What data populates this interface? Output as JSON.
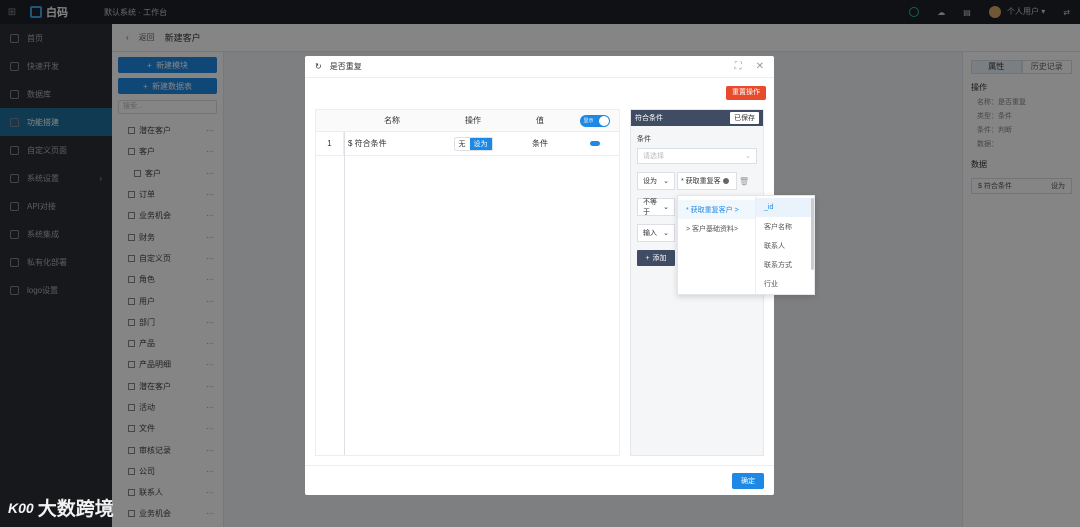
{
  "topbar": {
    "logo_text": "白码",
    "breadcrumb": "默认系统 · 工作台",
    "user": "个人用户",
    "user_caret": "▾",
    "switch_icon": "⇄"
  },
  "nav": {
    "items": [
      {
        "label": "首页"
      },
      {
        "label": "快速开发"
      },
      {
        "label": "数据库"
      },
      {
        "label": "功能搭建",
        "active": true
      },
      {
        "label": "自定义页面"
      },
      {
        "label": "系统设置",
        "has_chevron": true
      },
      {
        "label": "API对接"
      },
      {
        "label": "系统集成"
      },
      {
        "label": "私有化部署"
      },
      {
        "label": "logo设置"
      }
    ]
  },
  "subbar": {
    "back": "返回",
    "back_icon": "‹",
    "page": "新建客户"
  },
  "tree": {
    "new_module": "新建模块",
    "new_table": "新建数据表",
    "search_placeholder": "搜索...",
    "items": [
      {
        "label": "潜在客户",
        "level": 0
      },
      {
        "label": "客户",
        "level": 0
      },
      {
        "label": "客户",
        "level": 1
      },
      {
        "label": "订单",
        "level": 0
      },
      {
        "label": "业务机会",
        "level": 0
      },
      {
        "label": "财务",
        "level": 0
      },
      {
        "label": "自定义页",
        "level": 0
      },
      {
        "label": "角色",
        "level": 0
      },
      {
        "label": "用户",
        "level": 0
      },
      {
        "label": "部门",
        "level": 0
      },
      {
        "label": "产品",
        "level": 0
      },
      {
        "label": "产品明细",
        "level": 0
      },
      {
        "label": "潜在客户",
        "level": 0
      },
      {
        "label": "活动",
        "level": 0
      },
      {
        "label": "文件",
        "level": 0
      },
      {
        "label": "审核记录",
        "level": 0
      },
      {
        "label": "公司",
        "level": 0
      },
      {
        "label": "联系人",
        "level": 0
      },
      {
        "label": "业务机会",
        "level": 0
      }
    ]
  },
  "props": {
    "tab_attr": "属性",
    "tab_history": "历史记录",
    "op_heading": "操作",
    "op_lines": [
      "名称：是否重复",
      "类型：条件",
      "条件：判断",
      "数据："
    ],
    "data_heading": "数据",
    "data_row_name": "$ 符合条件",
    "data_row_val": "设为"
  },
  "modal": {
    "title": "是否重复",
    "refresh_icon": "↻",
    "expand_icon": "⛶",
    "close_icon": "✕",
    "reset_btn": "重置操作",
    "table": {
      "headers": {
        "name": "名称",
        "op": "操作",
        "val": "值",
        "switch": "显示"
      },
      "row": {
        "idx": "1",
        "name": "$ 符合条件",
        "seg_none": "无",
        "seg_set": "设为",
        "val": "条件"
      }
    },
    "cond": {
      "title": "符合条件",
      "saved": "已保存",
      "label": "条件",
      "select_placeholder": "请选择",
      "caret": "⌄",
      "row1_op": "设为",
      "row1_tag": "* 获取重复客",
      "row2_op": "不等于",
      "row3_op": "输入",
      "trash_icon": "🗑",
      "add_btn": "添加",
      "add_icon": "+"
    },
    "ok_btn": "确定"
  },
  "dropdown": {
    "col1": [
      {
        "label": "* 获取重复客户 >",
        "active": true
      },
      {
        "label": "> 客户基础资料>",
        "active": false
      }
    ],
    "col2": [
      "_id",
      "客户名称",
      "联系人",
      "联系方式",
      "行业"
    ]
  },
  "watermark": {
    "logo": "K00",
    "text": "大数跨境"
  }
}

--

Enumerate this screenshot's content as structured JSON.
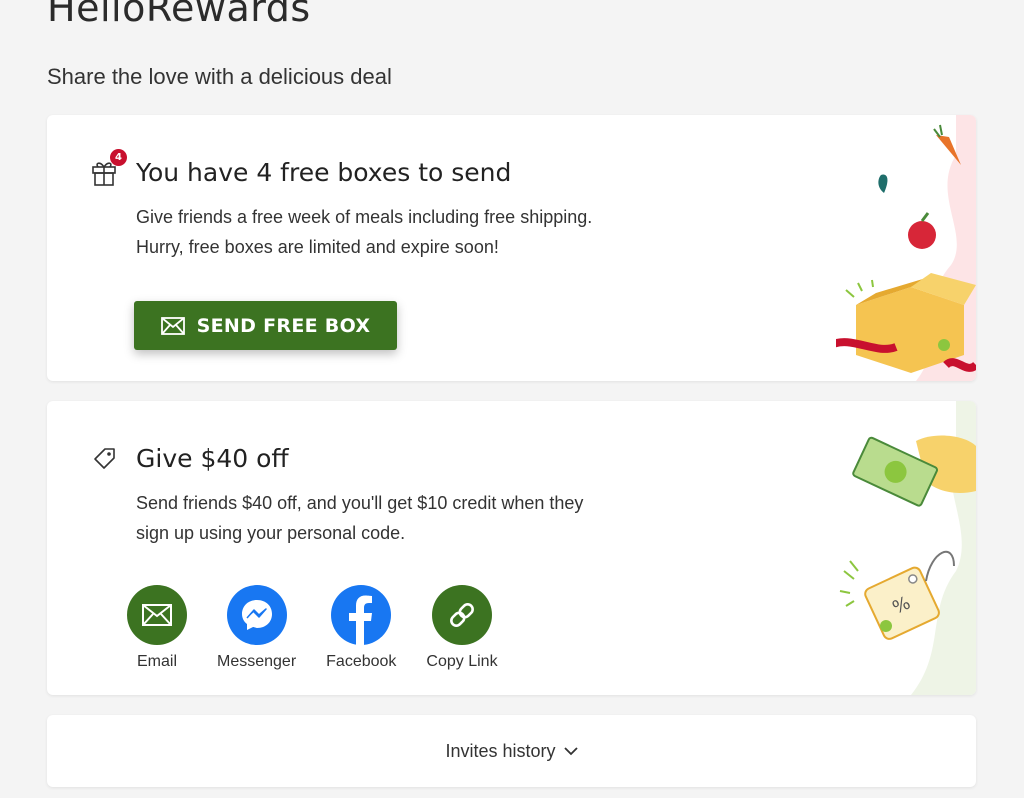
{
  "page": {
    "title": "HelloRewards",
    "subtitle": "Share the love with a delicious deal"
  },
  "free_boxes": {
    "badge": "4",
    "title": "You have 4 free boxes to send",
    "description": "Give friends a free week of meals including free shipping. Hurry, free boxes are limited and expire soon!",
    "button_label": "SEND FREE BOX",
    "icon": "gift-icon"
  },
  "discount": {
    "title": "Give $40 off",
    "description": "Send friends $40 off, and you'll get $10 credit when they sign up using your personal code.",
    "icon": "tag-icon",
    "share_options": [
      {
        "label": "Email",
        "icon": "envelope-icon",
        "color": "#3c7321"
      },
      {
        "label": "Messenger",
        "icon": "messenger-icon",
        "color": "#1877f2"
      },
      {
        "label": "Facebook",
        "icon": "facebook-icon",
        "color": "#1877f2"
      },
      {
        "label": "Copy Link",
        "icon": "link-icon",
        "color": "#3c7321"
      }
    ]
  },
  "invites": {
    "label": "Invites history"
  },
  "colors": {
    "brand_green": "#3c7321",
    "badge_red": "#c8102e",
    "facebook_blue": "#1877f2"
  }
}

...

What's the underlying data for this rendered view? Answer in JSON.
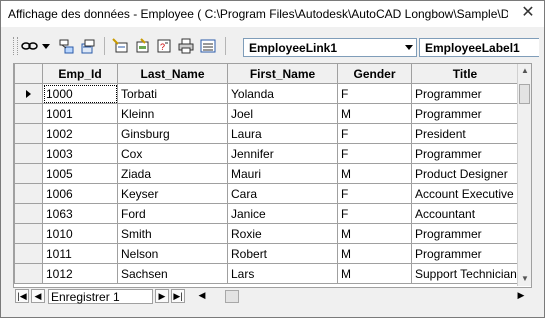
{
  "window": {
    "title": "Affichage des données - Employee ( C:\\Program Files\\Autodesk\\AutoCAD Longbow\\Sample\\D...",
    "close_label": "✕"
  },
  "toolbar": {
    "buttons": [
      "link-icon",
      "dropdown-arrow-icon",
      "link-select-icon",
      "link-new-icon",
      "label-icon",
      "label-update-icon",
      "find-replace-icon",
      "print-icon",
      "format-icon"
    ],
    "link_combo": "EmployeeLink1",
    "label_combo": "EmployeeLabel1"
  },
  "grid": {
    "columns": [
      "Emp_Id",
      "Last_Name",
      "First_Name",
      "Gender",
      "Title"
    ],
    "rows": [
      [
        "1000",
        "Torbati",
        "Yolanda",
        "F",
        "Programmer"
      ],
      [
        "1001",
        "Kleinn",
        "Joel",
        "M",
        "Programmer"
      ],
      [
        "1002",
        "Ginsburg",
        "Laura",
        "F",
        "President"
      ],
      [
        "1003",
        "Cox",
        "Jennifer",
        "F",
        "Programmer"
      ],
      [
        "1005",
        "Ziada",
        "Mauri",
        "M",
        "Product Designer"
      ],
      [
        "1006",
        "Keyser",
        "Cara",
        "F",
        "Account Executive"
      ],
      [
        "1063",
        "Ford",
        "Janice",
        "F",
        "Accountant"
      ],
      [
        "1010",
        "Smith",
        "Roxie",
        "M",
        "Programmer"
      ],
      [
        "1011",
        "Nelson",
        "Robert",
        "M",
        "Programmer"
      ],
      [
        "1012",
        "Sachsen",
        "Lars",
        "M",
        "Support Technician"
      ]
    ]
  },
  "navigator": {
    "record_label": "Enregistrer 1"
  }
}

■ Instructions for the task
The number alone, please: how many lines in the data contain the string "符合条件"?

■ Task response
3